Exercise »
Would you print all of the entries word for word?

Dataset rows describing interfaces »
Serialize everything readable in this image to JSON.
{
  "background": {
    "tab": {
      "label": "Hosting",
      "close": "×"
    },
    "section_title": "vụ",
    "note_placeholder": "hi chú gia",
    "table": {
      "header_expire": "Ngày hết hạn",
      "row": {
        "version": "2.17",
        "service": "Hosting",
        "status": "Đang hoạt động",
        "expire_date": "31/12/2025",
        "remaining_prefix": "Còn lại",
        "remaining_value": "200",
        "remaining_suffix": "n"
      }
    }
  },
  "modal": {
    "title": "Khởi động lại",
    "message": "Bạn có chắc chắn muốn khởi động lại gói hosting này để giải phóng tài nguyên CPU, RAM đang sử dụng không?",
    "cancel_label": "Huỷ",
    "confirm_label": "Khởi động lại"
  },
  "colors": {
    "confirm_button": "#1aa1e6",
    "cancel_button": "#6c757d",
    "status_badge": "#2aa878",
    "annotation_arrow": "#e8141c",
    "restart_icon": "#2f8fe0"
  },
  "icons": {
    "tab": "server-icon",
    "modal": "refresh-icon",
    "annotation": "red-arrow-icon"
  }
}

Response below »
Serialize everything readable in this image to JSON.
{
  "background": {
    "tab": {
      "label": "Hosting",
      "close": "×"
    },
    "section_title": "vụ",
    "note_placeholder": "hi chú gia",
    "table": {
      "header_expire": "Ngày hết hạn",
      "row": {
        "version": "2.17",
        "service": "Hosting",
        "status": "Đang hoạt động",
        "expire_date": "31/12/2025",
        "remaining_prefix": "Còn lại",
        "remaining_value": "200",
        "remaining_suffix": "n"
      }
    }
  },
  "modal": {
    "title": "Khởi động lại",
    "message": "Bạn có chắc chắn muốn khởi động lại gói hosting này để giải phóng tài nguyên CPU, RAM đang sử dụng không?",
    "cancel_label": "Huỷ",
    "confirm_label": "Khởi động lại"
  },
  "colors": {
    "confirm_button": "#1aa1e6",
    "cancel_button": "#6c757d",
    "status_badge": "#2aa878",
    "annotation_arrow": "#e8141c",
    "restart_icon": "#2f8fe0"
  },
  "icons": {
    "tab": "server-icon",
    "modal": "refresh-icon",
    "annotation": "red-arrow-icon"
  }
}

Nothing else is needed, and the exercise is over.